## What is needed
Return the records in full, with every character preserved.
:: Data for processing ::
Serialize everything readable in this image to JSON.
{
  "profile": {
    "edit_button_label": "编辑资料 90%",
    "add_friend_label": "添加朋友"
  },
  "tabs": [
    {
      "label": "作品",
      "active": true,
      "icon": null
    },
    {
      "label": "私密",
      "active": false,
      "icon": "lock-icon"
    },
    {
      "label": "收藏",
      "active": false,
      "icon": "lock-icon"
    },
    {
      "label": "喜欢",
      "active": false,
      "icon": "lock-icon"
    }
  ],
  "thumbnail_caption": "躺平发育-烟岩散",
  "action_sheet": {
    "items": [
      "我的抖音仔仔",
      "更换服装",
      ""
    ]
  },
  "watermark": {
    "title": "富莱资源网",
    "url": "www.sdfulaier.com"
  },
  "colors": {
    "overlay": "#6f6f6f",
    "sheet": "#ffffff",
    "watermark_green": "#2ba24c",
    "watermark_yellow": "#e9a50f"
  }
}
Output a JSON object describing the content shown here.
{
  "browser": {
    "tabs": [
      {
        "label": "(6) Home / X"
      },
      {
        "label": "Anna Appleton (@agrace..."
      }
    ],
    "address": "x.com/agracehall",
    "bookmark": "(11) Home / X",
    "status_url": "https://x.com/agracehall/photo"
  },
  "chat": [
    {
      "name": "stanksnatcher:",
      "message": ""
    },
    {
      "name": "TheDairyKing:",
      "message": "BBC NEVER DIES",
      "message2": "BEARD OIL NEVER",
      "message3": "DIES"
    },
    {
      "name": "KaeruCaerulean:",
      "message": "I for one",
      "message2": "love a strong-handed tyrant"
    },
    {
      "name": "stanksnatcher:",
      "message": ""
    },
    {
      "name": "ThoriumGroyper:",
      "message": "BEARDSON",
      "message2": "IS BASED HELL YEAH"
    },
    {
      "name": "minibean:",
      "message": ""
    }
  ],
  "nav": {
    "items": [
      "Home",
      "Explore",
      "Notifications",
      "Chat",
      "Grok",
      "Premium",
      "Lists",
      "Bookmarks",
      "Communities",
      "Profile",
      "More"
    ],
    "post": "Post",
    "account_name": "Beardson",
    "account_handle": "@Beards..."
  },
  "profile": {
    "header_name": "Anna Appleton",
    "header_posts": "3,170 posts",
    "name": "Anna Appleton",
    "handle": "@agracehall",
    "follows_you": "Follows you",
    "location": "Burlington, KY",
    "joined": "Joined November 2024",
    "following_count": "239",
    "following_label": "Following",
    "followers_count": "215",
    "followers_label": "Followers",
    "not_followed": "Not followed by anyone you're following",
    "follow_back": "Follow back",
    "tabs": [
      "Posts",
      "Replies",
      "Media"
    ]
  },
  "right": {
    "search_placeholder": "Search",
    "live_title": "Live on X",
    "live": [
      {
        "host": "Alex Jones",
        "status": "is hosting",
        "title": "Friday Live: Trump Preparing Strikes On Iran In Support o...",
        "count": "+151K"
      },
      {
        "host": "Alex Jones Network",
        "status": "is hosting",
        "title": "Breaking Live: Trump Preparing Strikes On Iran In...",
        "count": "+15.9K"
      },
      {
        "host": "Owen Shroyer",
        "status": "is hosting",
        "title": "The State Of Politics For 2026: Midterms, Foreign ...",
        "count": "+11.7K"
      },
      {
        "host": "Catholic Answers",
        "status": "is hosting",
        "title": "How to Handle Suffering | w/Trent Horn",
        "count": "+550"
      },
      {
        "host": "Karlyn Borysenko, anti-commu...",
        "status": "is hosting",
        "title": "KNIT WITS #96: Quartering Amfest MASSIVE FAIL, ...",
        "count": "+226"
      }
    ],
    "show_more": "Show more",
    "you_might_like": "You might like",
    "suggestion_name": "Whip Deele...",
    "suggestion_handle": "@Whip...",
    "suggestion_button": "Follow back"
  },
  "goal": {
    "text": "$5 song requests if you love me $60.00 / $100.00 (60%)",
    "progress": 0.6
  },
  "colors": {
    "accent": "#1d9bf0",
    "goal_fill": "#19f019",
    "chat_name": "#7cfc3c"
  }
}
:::
## Completed task
Serialize everything readable in this image to JSON.
{
  "profile": {
    "edit_button_label": "编辑资料 90%",
    "add_friend_label": "添加朋友"
  },
  "tabs": [
    {
      "label": "作品",
      "active": true,
      "icon": null
    },
    {
      "label": "私密",
      "active": false,
      "icon": "lock-icon"
    },
    {
      "label": "收藏",
      "active": false,
      "icon": "lock-icon"
    },
    {
      "label": "喜欢",
      "active": false,
      "icon": "lock-icon"
    }
  ],
  "thumbnail_caption": "躺平发育-烟岩散",
  "action_sheet": {
    "items": [
      "我的抖音仔仔",
      "更换服装",
      ""
    ]
  },
  "watermark": {
    "title": "富莱资源网",
    "url": "www.sdfulaier.com"
  },
  "colors": {
    "overlay": "#6f6f6f",
    "sheet": "#ffffff",
    "watermark_green": "#2ba24c",
    "watermark_yellow": "#e9a50f"
  }
}
Output a JSON object describing the content shown here.
{
  "browser": {
    "tabs": [
      {
        "label": "(6) Home / X"
      },
      {
        "label": "Anna Appleton (@agrace..."
      }
    ],
    "address": "x.com/agracehall",
    "bookmark": "(11) Home / X",
    "status_url": "https://x.com/agracehall/photo"
  },
  "chat": [
    {
      "name": "stanksnatcher:",
      "message": ""
    },
    {
      "name": "TheDairyKing:",
      "message": "BBC NEVER DIES",
      "message2": "BEARD OIL NEVER",
      "message3": "DIES"
    },
    {
      "name": "KaeruCaerulean:",
      "message": "I for one",
      "message2": "love a strong-handed tyrant"
    },
    {
      "name": "stanksnatcher:",
      "message": ""
    },
    {
      "name": "ThoriumGroyper:",
      "message": "BEARDSON",
      "message2": "IS BASED HELL YEAH"
    },
    {
      "name": "minibean:",
      "message": ""
    }
  ],
  "nav": {
    "items": [
      "Home",
      "Explore",
      "Notifications",
      "Chat",
      "Grok",
      "Premium",
      "Lists",
      "Bookmarks",
      "Communities",
      "Profile",
      "More"
    ],
    "post": "Post",
    "account_name": "Beardson",
    "account_handle": "@Beards..."
  },
  "profile": {
    "header_name": "Anna Appleton",
    "header_posts": "3,170 posts",
    "name": "Anna Appleton",
    "handle": "@agracehall",
    "follows_you": "Follows you",
    "location": "Burlington, KY",
    "joined": "Joined November 2024",
    "following_count": "239",
    "following_label": "Following",
    "followers_count": "215",
    "followers_label": "Followers",
    "not_followed": "Not followed by anyone you're following",
    "follow_back": "Follow back",
    "tabs": [
      "Posts",
      "Replies",
      "Media"
    ]
  },
  "right": {
    "search_placeholder": "Search",
    "live_title": "Live on X",
    "live": [
      {
        "host": "Alex Jones",
        "status": "is hosting",
        "title": "Friday Live: Trump Preparing Strikes On Iran In Support o...",
        "count": "+151K"
      },
      {
        "host": "Alex Jones Network",
        "status": "is hosting",
        "title": "Breaking Live: Trump Preparing Strikes On Iran In...",
        "count": "+15.9K"
      },
      {
        "host": "Owen Shroyer",
        "status": "is hosting",
        "title": "The State Of Politics For 2026: Midterms, Foreign ...",
        "count": "+11.7K"
      },
      {
        "host": "Catholic Answers",
        "status": "is hosting",
        "title": "How to Handle Suffering | w/Trent Horn",
        "count": "+550"
      },
      {
        "host": "Karlyn Borysenko, anti-commu...",
        "status": "is hosting",
        "title": "KNIT WITS #96: Quartering Amfest MASSIVE FAIL, ...",
        "count": "+226"
      }
    ],
    "show_more": "Show more",
    "you_might_like": "You might like",
    "suggestion_name": "Whip Deele...",
    "suggestion_handle": "@Whip...",
    "suggestion_button": "Follow back"
  },
  "goal": {
    "text": "$5 song requests if you love me $60.00 / $100.00 (60%)",
    "progress": 0.6
  },
  "colors": {
    "accent": "#1d9bf0",
    "goal_fill": "#19f019",
    "chat_name": "#7cfc3c"
  }
}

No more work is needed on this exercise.